"If they are thinking the rocket attack will keep Afghans down, they are wrong," Ghani said as the rockets flew in his direction.

The Trump administration has not announced an exit timeline for the 15,000 U.S. troops in Afghanistan. Instead, they are following a "conditions-based strategy," which means they will not be leaving until they are sure that the Afghan government, and military, is able to stand by itself. 

On the campaign trail, President Trump consistently promised to bring home the Americans that have been on the ground in Afghanistan, indicating that his natural instinct is to leave sooner rather than later. There were some conversations within the Trump administration about handing the war over to Blackwater founder Erik Prince, who would privatize the war. The National Security Council says that option is no longer part of active discussions given the already-formed US strategy in Afghanistan. Mr. Trump himself, however, is more vague about what he wants to do about the war and what an exit strategy would look like. 

"I'll do whatever I have to do. But I never respond to questions like that. Because, unlike previous administrations, I don't wanna talk about it. I want to win. I want to win at everything," Trump said when asked if he wanted to get the U.S. out of Afghanistan during an interview with CBS News Evening News Anchor Jeff Glor last month. "And that's what we're doing. And those are the things I'd like to talk about. We're winning at every front."

Yet the Taliban, which has never publicly voiced any support for the Afghan constitution, continues to seize territory and carry out violent attacks. It now controls more land than at any point since the 2002, when it was ousted from power. As a result, the U.S. and the Afghan government see drawing the Taliban to the table as a necessity in establishing a peaceful way forward for the war-ravaged country. 

To that end, the State Department has built up its team to work on reconciliation with the Taliban. Their ultimate goal is to get them to the table with the Afghan government. U.S. officials have been working to get Taliban members to that table, according to US government officials.

The Taliban has been prevented from taking over two cities in the last few months, although they remain an aggressive presence. This week, Nicholson claimed that the Taliban's violence doesn't mean they won't sit down with the government.

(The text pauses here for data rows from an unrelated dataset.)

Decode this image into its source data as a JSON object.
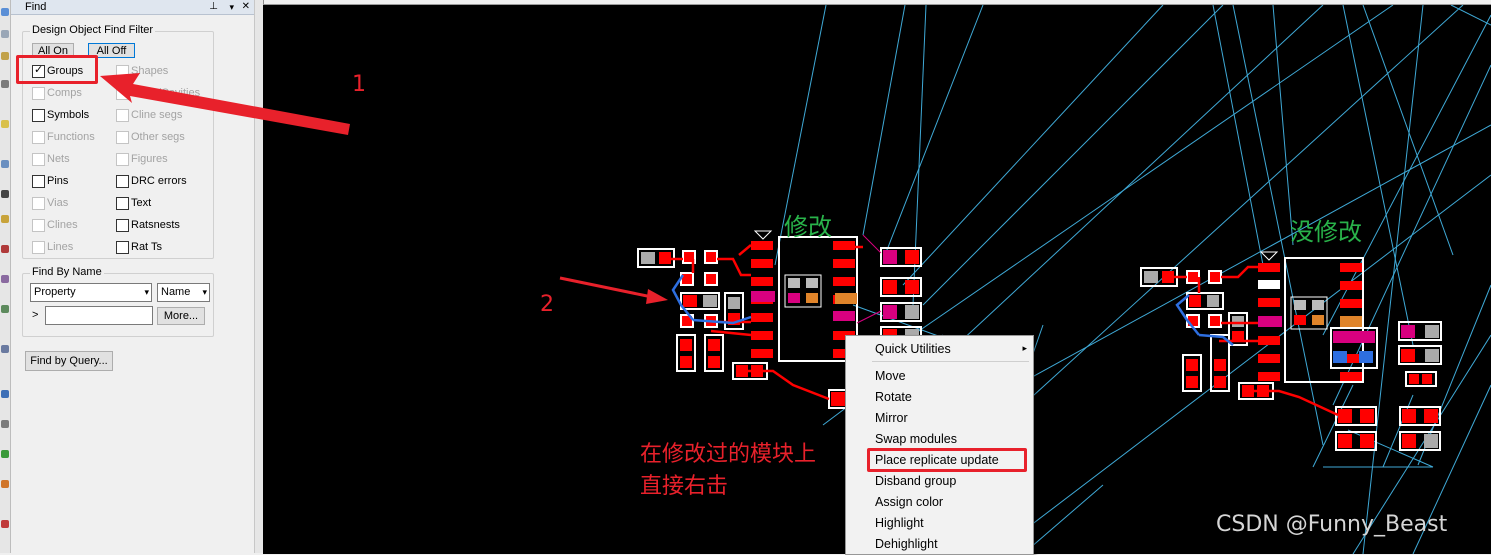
{
  "panel": {
    "title": "Find",
    "pin_icon": "pin-icon",
    "dropdown_icon": "dropdown-icon",
    "close_icon": "close-icon",
    "filter_group_title": "Design Object Find Filter",
    "all_on": "All On",
    "all_off": "All Off",
    "filters_left": [
      {
        "label": "Groups",
        "checked": true,
        "enabled": true
      },
      {
        "label": "Comps",
        "checked": false,
        "enabled": false
      },
      {
        "label": "Symbols",
        "checked": false,
        "enabled": true
      },
      {
        "label": "Functions",
        "checked": false,
        "enabled": false
      },
      {
        "label": "Nets",
        "checked": false,
        "enabled": false
      },
      {
        "label": "Pins",
        "checked": false,
        "enabled": true
      },
      {
        "label": "Vias",
        "checked": false,
        "enabled": false
      },
      {
        "label": "Clines",
        "checked": false,
        "enabled": false
      },
      {
        "label": "Lines",
        "checked": false,
        "enabled": false
      }
    ],
    "filters_right": [
      {
        "label": "Shapes",
        "checked": false,
        "enabled": false
      },
      {
        "label": "Voids/Cavities",
        "checked": false,
        "enabled": false
      },
      {
        "label": "Cline segs",
        "checked": false,
        "enabled": false
      },
      {
        "label": "Other segs",
        "checked": false,
        "enabled": false
      },
      {
        "label": "Figures",
        "checked": false,
        "enabled": false
      },
      {
        "label": "DRC errors",
        "checked": false,
        "enabled": true
      },
      {
        "label": "Text",
        "checked": false,
        "enabled": true
      },
      {
        "label": "Ratsnests",
        "checked": false,
        "enabled": true
      },
      {
        "label": "Rat Ts",
        "checked": false,
        "enabled": true
      }
    ],
    "find_by_name_title": "Find By Name",
    "property_select": "Property",
    "name_select": "Name",
    "prompt_glyph": ">",
    "name_input_value": "",
    "more_button": "More...",
    "find_by_query_button": "Find by Query..."
  },
  "context_menu": {
    "items": [
      {
        "label": "Quick Utilities",
        "submenu": true
      },
      {
        "label": "Move"
      },
      {
        "label": "Rotate"
      },
      {
        "label": "Mirror"
      },
      {
        "label": "Swap modules"
      },
      {
        "label": "Place replicate update",
        "highlighted": true
      },
      {
        "label": "Disband group"
      },
      {
        "label": "Assign color"
      },
      {
        "label": "Highlight"
      },
      {
        "label": "Dehighlight"
      }
    ],
    "submenu_glyph": "▸"
  },
  "annotations": {
    "step1": "1",
    "step2": "2",
    "modified_label": "修改",
    "unmodified_label": "没修改",
    "instruction_line1": "在修改过的模块上",
    "instruction_line2": "直接右击",
    "watermark": "CSDN @Funny_Beast"
  },
  "colors": {
    "annotation_red": "#e8212b",
    "label_green": "#29b34a",
    "pad_red": "#ff0000",
    "magenta": "#d8007f",
    "orange": "#e0842a",
    "ratsnest_cyan": "#3fa9d6",
    "canvas_bg": "#000000"
  }
}
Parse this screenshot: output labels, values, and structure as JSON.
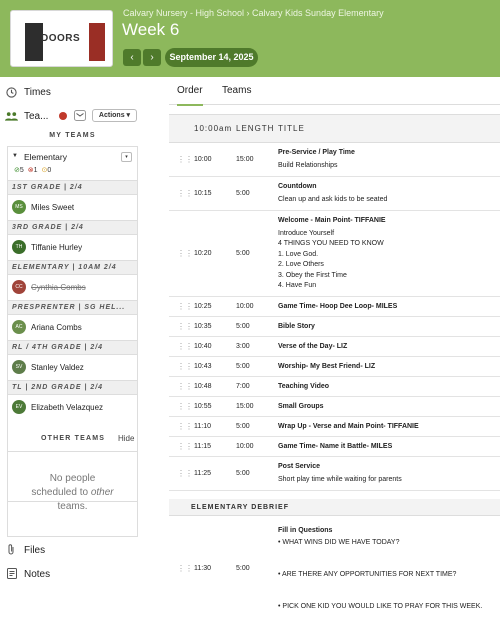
{
  "header": {
    "breadcrumb": "Calvary Nursery - High School › Calvary Kids Sunday Elementary",
    "title": "Week 6",
    "date": "September 14, 2025",
    "prev_label": "‹",
    "next_label": "›",
    "thumb_text": "DOORS"
  },
  "sidebar": {
    "times_label": "Times",
    "teams_label": "Tea...",
    "actions_label": "Actions ▾",
    "my_teams_label": "MY TEAMS",
    "team_name": "Elementary",
    "counts": {
      "confirmed": "5",
      "declined": "1",
      "pending": "0"
    },
    "groups": [
      {
        "label": "1ST GRADE | 2/4",
        "person": "Miles Sweet",
        "initials": "MS",
        "color": "#5a8f3c",
        "struck": false
      },
      {
        "label": "3RD GRADE | 2/4",
        "person": "Tiffanie Hurley",
        "initials": "TH",
        "color": "#3b6e2a",
        "struck": false
      },
      {
        "label": "ELEMENTARY | 10AM 2/4",
        "person": "Cynthia Combs",
        "initials": "CC",
        "color": "#a0443a",
        "struck": true
      },
      {
        "label": "PRESPRENTER | SG HEL...",
        "person": "Ariana Combs",
        "initials": "AC",
        "color": "#6b8f4c",
        "struck": false
      },
      {
        "label": "RL / 4TH GRADE | 2/4",
        "person": "Stanley Valdez",
        "initials": "SV",
        "color": "#5e7d4a",
        "struck": false
      },
      {
        "label": "TL | 2ND GRADE | 2/4",
        "person": "Elizabeth Velazquez",
        "initials": "EV",
        "color": "#4d7a38",
        "struck": false
      }
    ],
    "other_teams_label": "OTHER TEAMS",
    "hide_label": "Hide",
    "no_people_line1": "No people",
    "no_people_line2": "scheduled to ",
    "no_people_other": "other",
    "no_people_line3": "teams.",
    "files_label": "Files",
    "notes_label": "Notes"
  },
  "main": {
    "tab_order": "Order",
    "tab_teams": "Teams",
    "col_time": "10:00am",
    "col_length": "LENGTH",
    "col_title": "TITLE",
    "items": [
      {
        "time": "10:00",
        "length": "15:00",
        "title": "Pre-Service / Play Time",
        "desc": [
          "Build Relationships"
        ]
      },
      {
        "time": "10:15",
        "length": "5:00",
        "title": "Countdown",
        "desc": [
          "Clean up and ask kids to be seated"
        ]
      },
      {
        "time": "10:20",
        "length": "5:00",
        "title": "Welcome - Main Point- TIFFANIE",
        "desc": [
          "Introduce Yourself",
          "4 THINGS YOU NEED TO KNOW",
          "1. Love God.",
          "2. Love Others",
          "3. Obey the First Time",
          "4. Have Fun"
        ]
      },
      {
        "time": "10:25",
        "length": "10:00",
        "title": "Game Time- Hoop Dee Loop- MILES",
        "desc": []
      },
      {
        "time": "10:35",
        "length": "5:00",
        "title": "Bible Story",
        "desc": []
      },
      {
        "time": "10:40",
        "length": "3:00",
        "title": "Verse of the Day- LIZ",
        "desc": []
      },
      {
        "time": "10:43",
        "length": "5:00",
        "title": "Worship- My Best Friend- LIZ",
        "desc": []
      },
      {
        "time": "10:48",
        "length": "7:00",
        "title": "Teaching Video",
        "desc": []
      },
      {
        "time": "10:55",
        "length": "15:00",
        "title": "Small Groups",
        "desc": []
      },
      {
        "time": "11:10",
        "length": "5:00",
        "title": "Wrap Up - Verse and Main Point- TIFFANIE",
        "desc": []
      },
      {
        "time": "11:15",
        "length": "10:00",
        "title": "Game Time- Name it Battle- MILES",
        "desc": []
      },
      {
        "time": "11:25",
        "length": "5:00",
        "title": "Post Service",
        "desc": [
          "Short play time while waiting for parents"
        ]
      }
    ],
    "section_label": "ELEMENTARY DEBRIEF",
    "debrief": {
      "time": "11:30",
      "length": "5:00",
      "title": "Fill in Questions",
      "lines": [
        "• WHAT WINS DID WE HAVE TODAY?",
        "• ARE THERE ANY OPPORTUNITIES FOR NEXT TIME?",
        "• PICK ONE KID YOU WOULD LIKE TO PRAY FOR THIS WEEK."
      ]
    }
  }
}
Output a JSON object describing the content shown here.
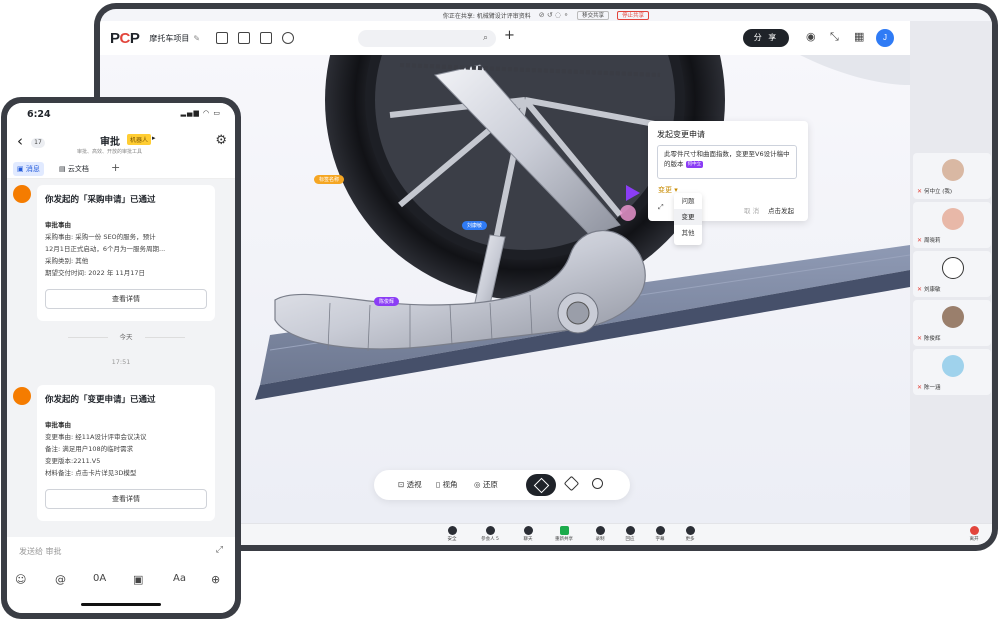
{
  "tablet": {
    "share_bar": {
      "status_text": "你正在共享: 机械臂设计评审资料",
      "stop_share_label": "移交共享",
      "end_share_label": "停止共享"
    },
    "header": {
      "logo_p": "P",
      "logo_c": "C",
      "logo_p2": "P",
      "project_name": "摩托车项目",
      "search_placeholder": "",
      "share_label": "分 享",
      "avatar_initial": "J"
    },
    "labels": {
      "tag1": "标签名称",
      "tag2": "刘康敏",
      "tag3": "陈俊辉"
    },
    "change_request": {
      "title": "发起变更申请",
      "text": "此零件尺寸和曲面指数，变更至V6设计稿中的版本",
      "badge": "何中立",
      "type_value": "变更",
      "cancel_label": "取 消",
      "submit_label": "点击发起",
      "menu": [
        "问题",
        "变更",
        "其他"
      ],
      "menu_active": "变更"
    },
    "viewport_toolbar": {
      "perspective_label": "透视",
      "view_label": "视角",
      "restore_label": "还原"
    },
    "participants": [
      {
        "name": "何中立 (我)"
      },
      {
        "name": "周晓莉"
      },
      {
        "name": "刘康敏"
      },
      {
        "name": "陈俊辉"
      },
      {
        "name": "陈一涵"
      }
    ],
    "meeting_bar": {
      "items": [
        "安全",
        "参会人",
        "聊天",
        "重新共享",
        "录制",
        "回应",
        "字幕",
        "更多"
      ],
      "participant_count": "5",
      "leave_label": "离开"
    }
  },
  "phone": {
    "time": "6:24",
    "status_icons": "▂▄▆ ◠ ▭",
    "nav": {
      "back_count": "17",
      "title": "审批",
      "bot_badge": "机器人",
      "subtitle": "审批、高效、开放的审批工具"
    },
    "tabs": {
      "messages": "消息",
      "cloud_docs": "云文档"
    },
    "messages": [
      {
        "title": "你发起的「采购申请」已通过",
        "section": "审批事由",
        "lines": [
          "采购事由: 采购一份 SEO的服务，预计",
          "12月1日正式启动，6个月为一服务周期...",
          "采购类别: 其他",
          "期望交付时间: 2022 年 11月17日"
        ],
        "button": "查看详情"
      },
      {
        "title": "你发起的「变更申请」已通过",
        "section": "审批事由",
        "lines": [
          "变更事由: 经11A设计评审会议决议",
          "备注: 满足用户108的临时需求",
          "变更版本:2211.V5",
          "材料备注: 点击卡片详见3D模型"
        ],
        "button": "查看详情"
      }
    ],
    "divider_today": "今天",
    "msg_time": "17:51",
    "composer": {
      "placeholder": "发送给 审批"
    }
  }
}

He claimed they are fighting to "increase their leverage in negotiation and to maintain their cohesion." He also encouraged those who are looking at the situation on the ground to "expand the aperture and look at the progress towards reconciliation."

Regional experts warn that without military defeat of the Taliban, it will be hard to get them to the table.

"The U.S. strategy hinges on demonstrating a long term commitment to Afghanistan, defeating  the Taliban militarily, and forcing it to the negotiating table. Yet the Taliban has been anything but defeated militarily," writes Bill Roggio in Long War Journal, a project of hawkish Foundation for Defense of Democracies. "Failing to defeat the Taliban, the U.S. government has signaled to the Taliban that it is desperate for a negotiated settlement and wants to end the Afghan war." 

Meanwhile Russia, which has been increasingly overt in its backing of the Taliban in Afghanistan, is getting even more involved in the conflict. Russian officials have invited the Taliban to Russia for talks in September and the Taliban has accepted. Afghan government officials will not attend, according to diplomats from the region. The Trump administration is rejecting the talks.

.As a matter of principle, we support Afghan-owned and –led initiatives to advance a peace settlement in Afghanistan. Based on the previous meetings in the 'Moscow Format,' we believe this initiative is unlikely to yield any progress toward that end," said a State Department spokesperson.